The Redwood Falls Gazette editor Troy Krause, right, interviews Todd Bol, co-founder of the Little Free Library in Vesta in early July. Bol gave a LFL to my hometown and installed it at the Vesta Cafe.

In the “Backward Glance” section of the newspaper, under 1987—25 years ago, this tidbit of information was published:

In the listings of the Redwood County 4-H county fair champions, Troy Krause of the Loyal Scotties was overall grand champion in flower gardens, while Kelly Zwaschka of the Vesta Vikings won champion child development.

(Note: Troy is editor of the Redwood Gazette, while wife Kelly gave birth to their seventh child, Gideon, this week. Congrats from the Gazette staff!)

How’s that for a birth announcement? Obviously Kelly’s interest in child development, even as a 4-Her, was a clear indicator of her future. As for Todd, I believe flower gardening could be connected to creativity/writing.

You’ll also find a brief about a game warden, shot through the head in 1937 by another game warden who mistook him for a bear. That’s listed in the 50 years ago section of “Backward Glances.” So, yes, apparently Merle Shields survived the incident as he was celebrating his 20th year as a Redwood County game warden in 1962. (BTW, since writing this post, I discovered that The Gazette has upgraded its website and the “Backward Glance” I reference here cannot be found, or I couldn’t find it.)

The third piece of interest was published in last week’s The Gaylord Hub, where I worked for two years as a news reporter and photographer right out of college. Avery Grochow, past president of The Gaylord Chamber of Commerce, penned a letter to the editor which I am certain is the current coffee shop talk of Gaylord.

I’ll summarize parts of his lengthy, six-paragraph letter and quote directly when needed. Grochow begins:

We, as the chamber board, are constantly trying to do our best for our community and are constantly being criticized by some for our decisions.

Apparently locals were grumbling about the food—who supplied it and how it tasted—at the community’s annual Eggstravaganza summer festival. New volunteers, replaced Dewey (whoever that is; my words here, not Avery’s), who “wanted a year off from all the arguments.” They stepped up and worked through a new bidding process for the supplies, awarding the bid to the lowest bidder.

Grochow continues:

We have had comments both ways about the supplying of hamburger. Some have criticized us in the past because the hamburger was too spicy, that they would rather have plain burgers, and we are now being criticized that we are having plain burgers and not spiced burgers.

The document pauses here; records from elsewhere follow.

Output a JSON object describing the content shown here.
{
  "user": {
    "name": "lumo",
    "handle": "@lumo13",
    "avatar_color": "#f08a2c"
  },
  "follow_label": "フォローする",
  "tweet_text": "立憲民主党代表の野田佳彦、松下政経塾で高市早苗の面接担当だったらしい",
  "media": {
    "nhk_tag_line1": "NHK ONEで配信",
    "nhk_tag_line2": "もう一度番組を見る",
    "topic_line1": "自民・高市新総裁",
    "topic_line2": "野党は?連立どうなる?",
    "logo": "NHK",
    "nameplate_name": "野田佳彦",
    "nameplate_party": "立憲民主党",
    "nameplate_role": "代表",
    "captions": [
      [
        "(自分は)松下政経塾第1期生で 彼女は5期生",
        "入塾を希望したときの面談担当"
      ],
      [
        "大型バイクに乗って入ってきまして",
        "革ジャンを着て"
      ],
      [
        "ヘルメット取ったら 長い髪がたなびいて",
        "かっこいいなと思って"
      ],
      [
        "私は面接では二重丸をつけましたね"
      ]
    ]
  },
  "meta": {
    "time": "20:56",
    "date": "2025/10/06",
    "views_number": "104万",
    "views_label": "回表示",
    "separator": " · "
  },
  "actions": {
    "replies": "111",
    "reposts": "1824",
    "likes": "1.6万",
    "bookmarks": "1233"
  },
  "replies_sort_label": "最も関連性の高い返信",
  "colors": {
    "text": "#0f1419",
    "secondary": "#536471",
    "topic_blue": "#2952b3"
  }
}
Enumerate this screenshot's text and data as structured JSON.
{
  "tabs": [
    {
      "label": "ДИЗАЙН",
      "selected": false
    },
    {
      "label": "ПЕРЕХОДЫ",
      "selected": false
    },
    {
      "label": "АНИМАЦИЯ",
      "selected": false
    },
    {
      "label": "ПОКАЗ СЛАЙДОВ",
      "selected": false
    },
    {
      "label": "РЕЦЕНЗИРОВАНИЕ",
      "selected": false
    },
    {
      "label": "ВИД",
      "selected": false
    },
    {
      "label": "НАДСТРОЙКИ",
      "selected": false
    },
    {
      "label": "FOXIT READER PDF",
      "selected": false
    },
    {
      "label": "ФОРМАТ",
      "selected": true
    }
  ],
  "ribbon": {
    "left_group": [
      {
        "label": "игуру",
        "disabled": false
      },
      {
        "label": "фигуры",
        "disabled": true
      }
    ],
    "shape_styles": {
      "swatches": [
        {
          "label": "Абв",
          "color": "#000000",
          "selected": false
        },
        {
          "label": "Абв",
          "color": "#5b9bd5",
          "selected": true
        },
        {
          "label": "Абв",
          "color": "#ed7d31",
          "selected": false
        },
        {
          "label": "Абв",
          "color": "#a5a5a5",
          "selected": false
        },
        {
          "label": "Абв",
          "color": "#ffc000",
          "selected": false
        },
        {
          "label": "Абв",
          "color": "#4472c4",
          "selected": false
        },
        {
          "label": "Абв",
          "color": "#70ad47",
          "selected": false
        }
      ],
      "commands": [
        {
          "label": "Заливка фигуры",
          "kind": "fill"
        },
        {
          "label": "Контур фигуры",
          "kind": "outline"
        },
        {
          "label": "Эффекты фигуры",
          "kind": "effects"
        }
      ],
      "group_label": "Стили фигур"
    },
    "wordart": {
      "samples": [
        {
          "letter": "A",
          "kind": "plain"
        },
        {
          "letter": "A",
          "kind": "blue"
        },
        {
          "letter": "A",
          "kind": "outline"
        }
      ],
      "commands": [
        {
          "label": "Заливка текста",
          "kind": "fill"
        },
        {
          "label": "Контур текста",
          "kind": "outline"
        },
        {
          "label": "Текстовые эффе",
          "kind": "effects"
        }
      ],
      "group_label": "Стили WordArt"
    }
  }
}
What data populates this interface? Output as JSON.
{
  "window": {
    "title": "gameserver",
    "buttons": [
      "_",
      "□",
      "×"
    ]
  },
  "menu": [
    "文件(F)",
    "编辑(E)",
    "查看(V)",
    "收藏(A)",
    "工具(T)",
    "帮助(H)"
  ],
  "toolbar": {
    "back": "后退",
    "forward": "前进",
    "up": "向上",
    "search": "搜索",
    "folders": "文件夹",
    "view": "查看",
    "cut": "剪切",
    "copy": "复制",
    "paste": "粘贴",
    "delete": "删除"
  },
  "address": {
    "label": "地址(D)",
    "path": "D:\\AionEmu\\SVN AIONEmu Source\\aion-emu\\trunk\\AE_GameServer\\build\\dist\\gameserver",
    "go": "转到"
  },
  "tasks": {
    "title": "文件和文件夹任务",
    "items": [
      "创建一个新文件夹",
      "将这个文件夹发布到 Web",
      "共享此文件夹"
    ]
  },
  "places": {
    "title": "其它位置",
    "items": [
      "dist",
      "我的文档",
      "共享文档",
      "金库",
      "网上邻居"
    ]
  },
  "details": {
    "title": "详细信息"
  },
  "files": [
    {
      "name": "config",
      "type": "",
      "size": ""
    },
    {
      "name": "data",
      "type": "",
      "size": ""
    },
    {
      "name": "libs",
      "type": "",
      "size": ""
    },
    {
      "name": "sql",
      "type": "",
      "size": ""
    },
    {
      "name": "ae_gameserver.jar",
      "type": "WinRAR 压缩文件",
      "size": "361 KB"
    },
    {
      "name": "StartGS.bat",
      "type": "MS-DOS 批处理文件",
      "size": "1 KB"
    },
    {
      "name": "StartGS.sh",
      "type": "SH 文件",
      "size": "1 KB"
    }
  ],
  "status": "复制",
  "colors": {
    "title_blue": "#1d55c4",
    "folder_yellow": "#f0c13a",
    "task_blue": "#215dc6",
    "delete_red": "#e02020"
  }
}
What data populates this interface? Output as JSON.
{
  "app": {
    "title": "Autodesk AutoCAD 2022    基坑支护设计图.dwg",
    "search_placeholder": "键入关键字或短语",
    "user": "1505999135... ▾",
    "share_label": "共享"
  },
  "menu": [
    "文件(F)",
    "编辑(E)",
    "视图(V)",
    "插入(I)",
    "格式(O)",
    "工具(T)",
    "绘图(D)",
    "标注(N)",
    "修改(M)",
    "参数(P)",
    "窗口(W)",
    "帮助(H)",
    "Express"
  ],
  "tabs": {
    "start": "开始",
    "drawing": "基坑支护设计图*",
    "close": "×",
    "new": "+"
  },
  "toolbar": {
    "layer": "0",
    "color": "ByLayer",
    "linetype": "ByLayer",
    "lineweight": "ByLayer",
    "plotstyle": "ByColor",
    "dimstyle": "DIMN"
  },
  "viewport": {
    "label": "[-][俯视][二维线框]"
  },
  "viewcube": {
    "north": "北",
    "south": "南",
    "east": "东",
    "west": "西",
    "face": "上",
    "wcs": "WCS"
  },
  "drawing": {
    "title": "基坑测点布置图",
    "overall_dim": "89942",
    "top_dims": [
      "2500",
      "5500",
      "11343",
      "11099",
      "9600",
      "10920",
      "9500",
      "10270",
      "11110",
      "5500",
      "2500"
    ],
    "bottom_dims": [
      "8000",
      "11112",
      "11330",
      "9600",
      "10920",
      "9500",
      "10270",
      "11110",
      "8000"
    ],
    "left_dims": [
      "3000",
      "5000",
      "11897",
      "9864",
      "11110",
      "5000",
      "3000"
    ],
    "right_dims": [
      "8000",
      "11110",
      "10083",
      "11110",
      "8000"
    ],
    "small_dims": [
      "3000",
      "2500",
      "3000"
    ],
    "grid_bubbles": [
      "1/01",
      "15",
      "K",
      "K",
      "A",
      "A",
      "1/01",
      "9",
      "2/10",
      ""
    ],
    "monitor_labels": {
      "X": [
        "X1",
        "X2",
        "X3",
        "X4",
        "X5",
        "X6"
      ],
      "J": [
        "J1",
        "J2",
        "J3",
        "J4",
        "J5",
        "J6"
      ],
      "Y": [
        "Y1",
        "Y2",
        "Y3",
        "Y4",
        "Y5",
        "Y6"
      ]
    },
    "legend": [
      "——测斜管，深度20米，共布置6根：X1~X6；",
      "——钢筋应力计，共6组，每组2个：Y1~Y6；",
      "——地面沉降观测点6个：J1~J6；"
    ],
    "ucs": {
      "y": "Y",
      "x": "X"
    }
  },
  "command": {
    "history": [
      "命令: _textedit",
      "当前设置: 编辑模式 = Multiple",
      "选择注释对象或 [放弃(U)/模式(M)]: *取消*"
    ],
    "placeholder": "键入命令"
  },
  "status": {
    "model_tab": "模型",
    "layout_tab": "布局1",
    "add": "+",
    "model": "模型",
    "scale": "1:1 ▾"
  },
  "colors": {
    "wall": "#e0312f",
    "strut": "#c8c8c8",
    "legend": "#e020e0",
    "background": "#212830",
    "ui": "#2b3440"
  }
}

No matter what we do as volunteers and directors for the Chamber, we can’t please everyone…We did what we thought was fair to everyone by taking bids on everything and stand by our decision.

Now, just imagine how difficult it must have been for Grochow to write this letter. Not an easy thing to do when you live in a small town like Gaylord where everyone’s lives are intertwined.

I give Grochow credit for having the guts to publicly voice his opinion in print. He doesn’t just vent, though. He offers a solution. And therein lies the point best taken by those who read his letter.

…if anyone has better ideas for us, we still are short of directors and could use all the help we can get to make our Chamber even more successful. We also have openings on the board so you can be part of the decision making, instead of just always making bad comments because you don’t like what we did. Remember, we, as the Chamber Board of Directors, are just volunteers trying to make Gaylord a better place to live and hopefully to have a great celebration.

Those closing remarks are words we could all heed because I expect you, like me, are guilty of occasional grumbling and complaining.